Inscribed on black slate the words – ‘Here lies what was mortal of Stephen Hawking 1942–2018.’ I let go of his hand, feeling unsettled.
But Thomas Nixon cupped both my hands in his and held them close. He whispered, “Did you know black holes in the universe are not entirely black? In fact, if you look closer, you’ll notice they emit light. A warm, somewhat loving glow.” With that said, Thomas Nixon plunged his bread and butter knife deep into my heart. “Life would be tragic if it weren’t so funny,” he laughed, twisting the knife. Blood ran freely over the memorial stone, and I remember thinking, there are no coincidences.
And… I go black.
June 21st – It’s been two years to the day since I went away. It took less than two minutes. I often think of Thomas Nixon. It’s a shame we never got a chance to say goodbye. I miss London town, before the virus, and before the blackness took hold of everything. Mostly though, I miss Amy Winehouse, I miss humming Back to Black. And I miss the midsummer sun against my skin.
Author’s Note – This short story was written when I was in isolation, during the second wave of coronavirus in Melbourne, August 2020. While at home, I’d followed the virus outbreaks on TV news reports, particularly in the United Kingdom. When I sat down to write something on the virus, London immediately sprang to mind as the setting for the story. To all the frontline healthcare workers, thank you for your continuous dedication, selflessness and sacrifice during the pandemic.
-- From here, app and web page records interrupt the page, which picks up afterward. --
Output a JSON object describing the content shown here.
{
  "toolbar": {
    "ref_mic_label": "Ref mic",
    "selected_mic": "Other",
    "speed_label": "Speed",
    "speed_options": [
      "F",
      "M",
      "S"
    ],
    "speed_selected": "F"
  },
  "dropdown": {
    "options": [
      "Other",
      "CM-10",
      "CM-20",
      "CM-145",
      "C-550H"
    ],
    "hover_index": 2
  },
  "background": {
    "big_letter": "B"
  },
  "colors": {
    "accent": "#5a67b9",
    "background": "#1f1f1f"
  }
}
Best wishes Noel 😊
Written in St Kilda East, Melbourne, Victoria